Stifling Statistics It's no secret that children of divorced parents are more likely to get divorced, says Christina Steinorth, California-based psychotherapist and author of "Cue Cards For Life: Thoughtful Tips for Better Relationships." Studies indicate that daughters of divorced parents have a 60-percent higher divorce rate in marriages than children of non-divorced parents, and sons have a 35-percent higher divorce rate, says Steinorth."Part of the reason is that when parents are divorced," she says, "it seems to send a message in a non-direct way that divorce is acceptable."To combat the unfavorable odds against your child's future relationships, Steinorth recommends having age-appropriate conversations with your children about the general reasons behind their divorce.Divorce affects family members in many different ways, both positive and negative.While many children can foster healthy relationships post-divorce, some may experience challenges maintaining future relationships after coping with their parents' divorce.Children have many feelings about their parents’ divorce. For children, there is often a strong desire for a reconciliation between you and their other parent.Your children may perceive a new person in your life as someone who could not only interrupt that reconciliation, but interfere with your time with your them as well.Parents who have successfully incorporated a mate have managed by listening to their child when s/he expresses concerns or fears about their changing world.They are observant and watch their child's behavior.

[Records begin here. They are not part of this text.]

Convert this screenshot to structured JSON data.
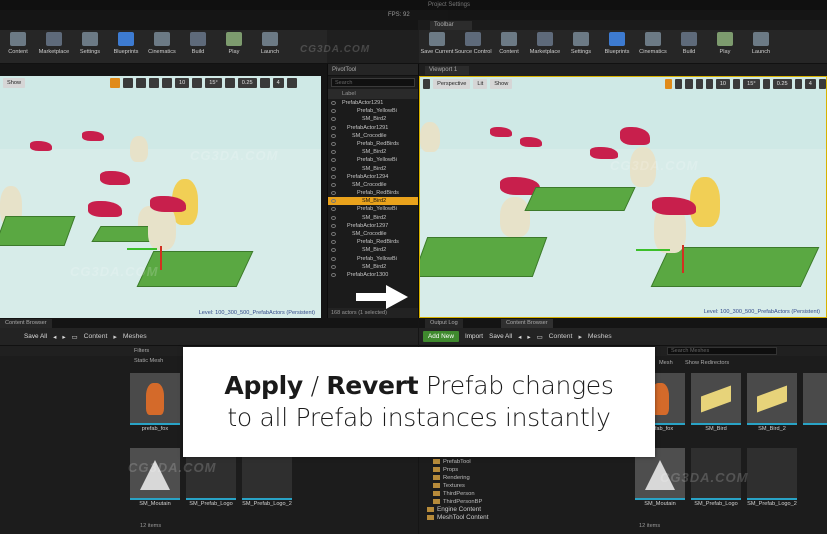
{
  "top": {
    "title": "Project Settings",
    "tab": "Toolbar",
    "fps": "FPS: 92"
  },
  "toolbar_left": [
    {
      "label": "Content",
      "icon": "content-icon"
    },
    {
      "label": "Marketplace",
      "icon": "marketplace-icon"
    },
    {
      "label": "Settings",
      "icon": "settings-icon"
    },
    {
      "label": "Blueprints",
      "icon": "blueprints-icon"
    },
    {
      "label": "Cinematics",
      "icon": "cinematics-icon"
    },
    {
      "label": "Build",
      "icon": "build-icon"
    },
    {
      "label": "Play",
      "icon": "play-icon"
    },
    {
      "label": "Launch",
      "icon": "launch-icon"
    }
  ],
  "toolbar_right": [
    {
      "label": "Save Current",
      "icon": "save-icon"
    },
    {
      "label": "Source Control",
      "icon": "source-control-icon"
    },
    {
      "label": "Content",
      "icon": "content-icon"
    },
    {
      "label": "Marketplace",
      "icon": "marketplace-icon"
    },
    {
      "label": "Settings",
      "icon": "settings-icon"
    },
    {
      "label": "Blueprints",
      "icon": "blueprints-icon"
    },
    {
      "label": "Cinematics",
      "icon": "cinematics-icon"
    },
    {
      "label": "Build",
      "icon": "build-icon"
    },
    {
      "label": "Play",
      "icon": "play-icon"
    },
    {
      "label": "Launch",
      "icon": "launch-icon"
    }
  ],
  "viewport_left": {
    "show": "Show",
    "grid": "10",
    "angle": "15°",
    "scale": "0.25",
    "cam": "4",
    "level": "Level:  100_300_500_PrefabActors (Persistent)"
  },
  "viewport_right": {
    "tab": "Viewport 1",
    "perspective": "Perspective",
    "lit": "Lit",
    "show": "Show",
    "grid": "10",
    "angle": "15°",
    "scale": "0.25",
    "cam": "4",
    "level": "Level:  100_300_500_PrefabActors (Persistent)"
  },
  "pivot": {
    "title": "PivotTool",
    "search": "Search",
    "column": "Label",
    "rows": [
      {
        "label": "PrefabActor1291",
        "indent": 0
      },
      {
        "label": "Prefab_YellowBi",
        "indent": 3
      },
      {
        "label": "SM_Bird2",
        "indent": 4
      },
      {
        "label": "PrefabActor1291",
        "indent": 1
      },
      {
        "label": "SM_Crocodile",
        "indent": 2
      },
      {
        "label": "Prefab_RedBirds",
        "indent": 3
      },
      {
        "label": "SM_Bird2",
        "indent": 4
      },
      {
        "label": "Prefab_YellowBi",
        "indent": 3
      },
      {
        "label": "SM_Bird2",
        "indent": 4
      },
      {
        "label": "PrefabActor1294",
        "indent": 1
      },
      {
        "label": "SM_Crocodile",
        "indent": 2
      },
      {
        "label": "Prefab_RedBirds",
        "indent": 3
      },
      {
        "label": "SM_Bird2",
        "indent": 4,
        "selected": true
      },
      {
        "label": "Prefab_YellowBi",
        "indent": 3
      },
      {
        "label": "SM_Bird2",
        "indent": 4
      },
      {
        "label": "PrefabActor1297",
        "indent": 1
      },
      {
        "label": "SM_Crocodile",
        "indent": 2
      },
      {
        "label": "Prefab_RedBirds",
        "indent": 3
      },
      {
        "label": "SM_Bird2",
        "indent": 4
      },
      {
        "label": "Prefab_YellowBi",
        "indent": 3
      },
      {
        "label": "SM_Bird2",
        "indent": 4
      },
      {
        "label": "PrefabActor1300",
        "indent": 1
      }
    ],
    "footer": "168 actors (1 selected)"
  },
  "content_left": {
    "tab": "Content Browser",
    "save_all": "Save All",
    "crumbs": [
      "Content",
      "Meshes"
    ],
    "filters": "Filters",
    "static_mesh": "Static Mesh",
    "assets": [
      {
        "label": "prefab_fox"
      },
      {
        "label": "SM_Moutain"
      },
      {
        "label": "SM_Prefab_Logo"
      },
      {
        "label": "SM_Prefab_Logo_2"
      }
    ],
    "items": "12 items"
  },
  "content_right": {
    "tab_output": "Output Log",
    "tab_cb": "Content Browser",
    "add_new": "Add New",
    "import": "Import",
    "save_all": "Save All",
    "crumbs": [
      "Content",
      "Meshes"
    ],
    "search": "Search Meshes",
    "show_redirectors": "Show Redirectors",
    "static_mesh": "Mesh",
    "assets": [
      {
        "label": "prefab_fox"
      },
      {
        "label": "SM_Bird"
      },
      {
        "label": "SM_Bird_2"
      },
      {
        "label": "SM_Moutain"
      },
      {
        "label": "SM_Prefab_Logo"
      },
      {
        "label": "SM_Prefab_Logo_2"
      }
    ],
    "folders": [
      "PrefabTool",
      "Props",
      "Rendering",
      "Textures",
      "ThirdPerson",
      "ThirdPersonBP",
      "Engine Content",
      "MeshTool Content"
    ],
    "items": "12 items"
  },
  "overlay": {
    "line1_bold1": "Apply",
    "line1_sep": " / ",
    "line1_bold2": "Revert",
    "line1_rest": " Prefab changes",
    "line2": "to all Prefab instances instantly"
  },
  "watermark": "CG3DA.COM",
  "colors": {
    "accent_orange": "#e9a21c",
    "add_new_green": "#3f8a2e",
    "asset_bar": "#29a3c6",
    "viewport_bg": "#cfe9e6"
  }
}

An older child may also stray away from the notion of marriage altogether to avoid the possibility of divorce in the future.
It was not an easy decision to leave and change the life your children grew up with.
There have been many logistical issues and emotions to deal with as you have organized new living arrangements. They may worry that, if their parents can stop loving each other, then how hard would it be for either parent to stop loving them?
Successful parents realize that kids love their parents, married or not.
When divorce rips the child's world apart, the fear of abandonment becomes a reality.
According to Steinorth, parents can temper children's pessimistic attitudes about relationships by modeling cooperative behavior.
"Parents can continue to model civil, caring and respectful behavior toward each other," she says.
Your relationship with your children’s other parent has ended. Perhaps you have felt some combination of hurt, anger, depression, relief, guilt, uncertainty, or hopefulness.
Maybe you’ve taken the time to address your feelings and are ready to think about getting into a new relationship, or maybe you left your relationship in order to begin again with a new partner.
Aside from losing mom or dad, parents work and finances are limited.
Dating and remarriage further threaten their world, they are asked to shift loyalties and accept a surrogate.